Jo Saeta was a neighbor and friend when our family lived just down the street from the Saeta family. Our two sons grew up, attending Marengo School, South Pasadena Junior and Senior High with Stephen and Sandra Saeta, while my husband Sieg and I enjoyed the company of Jo and Phil on numerous social occasions, with mutual friends through the years. Jo shared my deep and abiding belief in social justice and we both attended meetings of the PTA Human Relations Group where we formed friendships with like minded South Pasadena parents.

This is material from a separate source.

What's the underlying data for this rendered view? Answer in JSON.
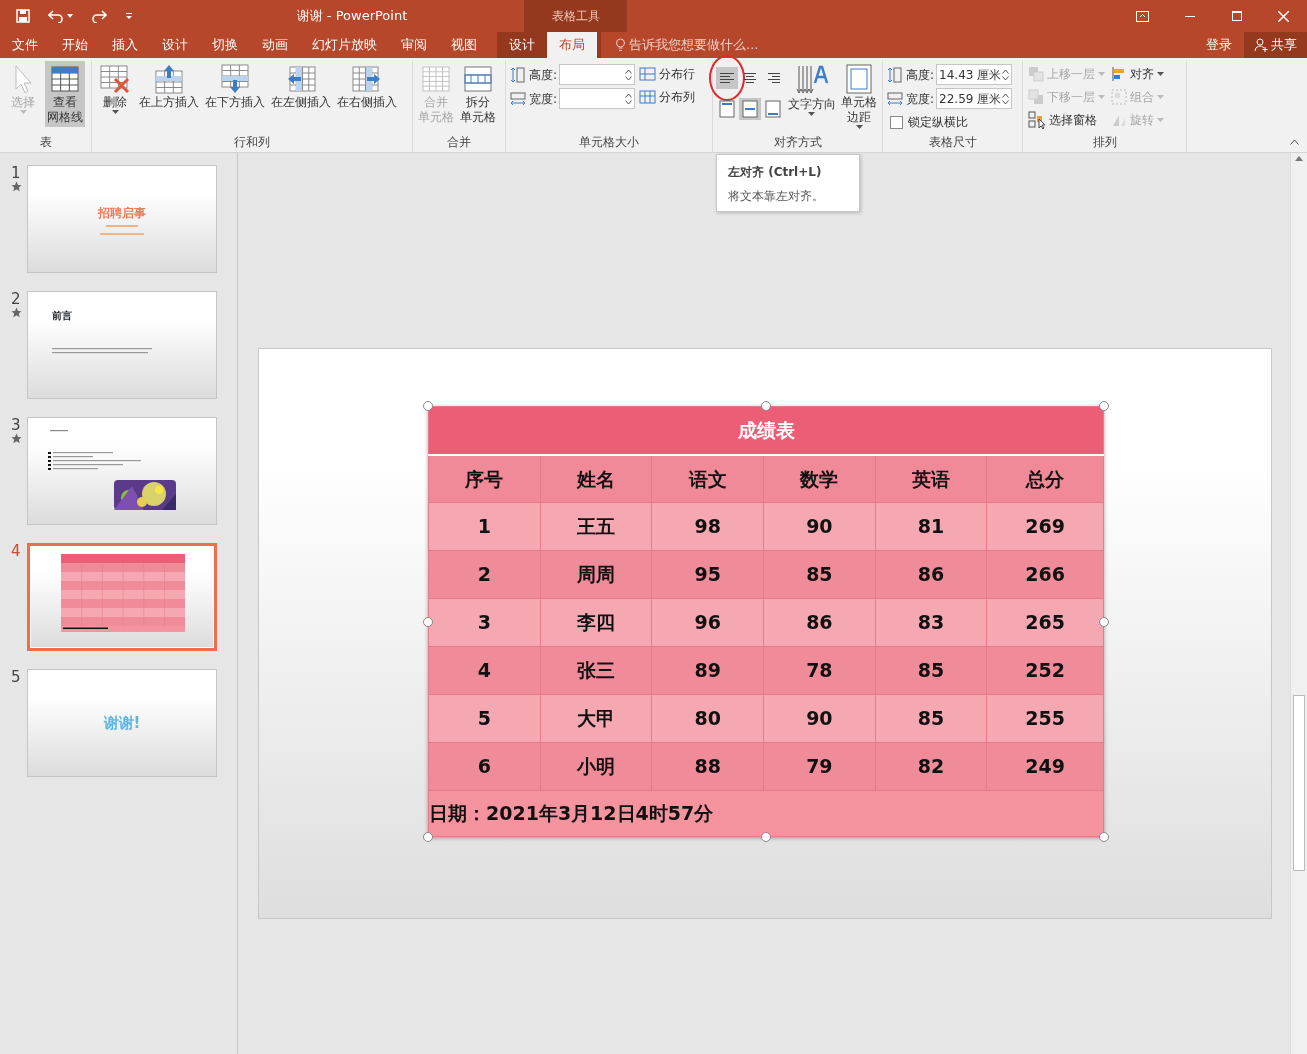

One memory from those years stands out. Sieg and I, not knowing of the crowded conditions at the popular ski area, had driven our two boys up to Arrowhead one weekend, to find it jammed with like minded families. Parking lots were full and we, along with hordes of other families, had parked, illegally along the main road, anxiously watching and waiting to be ticketed. At this point Jo and Phil appeared and invited us to their cabin where we could park safely. We enjoyed a lovely afternoon visiting while our boys had fun on the slopes, Bill our younger son, courtesy of the Saetas who lent him a pair of skis as well. To me this is one of many examples of the welcoming warmth and generosity of Jo and Phil, as they opened their mountain home to us for the afternoon, sparing us the disappointment of an early departure from the ski area that would have disappointed our two boys who had looked forward to this day.

The Saeta family contributed greatly to the happy years we spent living in one of the most family friendly areas of our fair city.
Jo will be sorely missed in our community!
Margaret Lindstrom

Anonymous said...

I'm glad to find this site today after telling Phil in an email that I'm going to the Y with the flotation belt I bought to go to Arrowhead. Jo and I paddled around in the lake and told stories. It's wonderful to have and share memories of her great being.
Joyce Bryson, Stanford classmate and Round Robin friend.

Charles said...

There's too little kindness in this world, but Jo (or as I called her, "Aunt Jo") was an exception to the rule. She was a kind and loving woman of unfathomable generosity of spirit. May her goodness forever be as a blessing to those who knew and loved her. I will always bear her a great debt of gratitude for her profound kindness to me in my hour of need.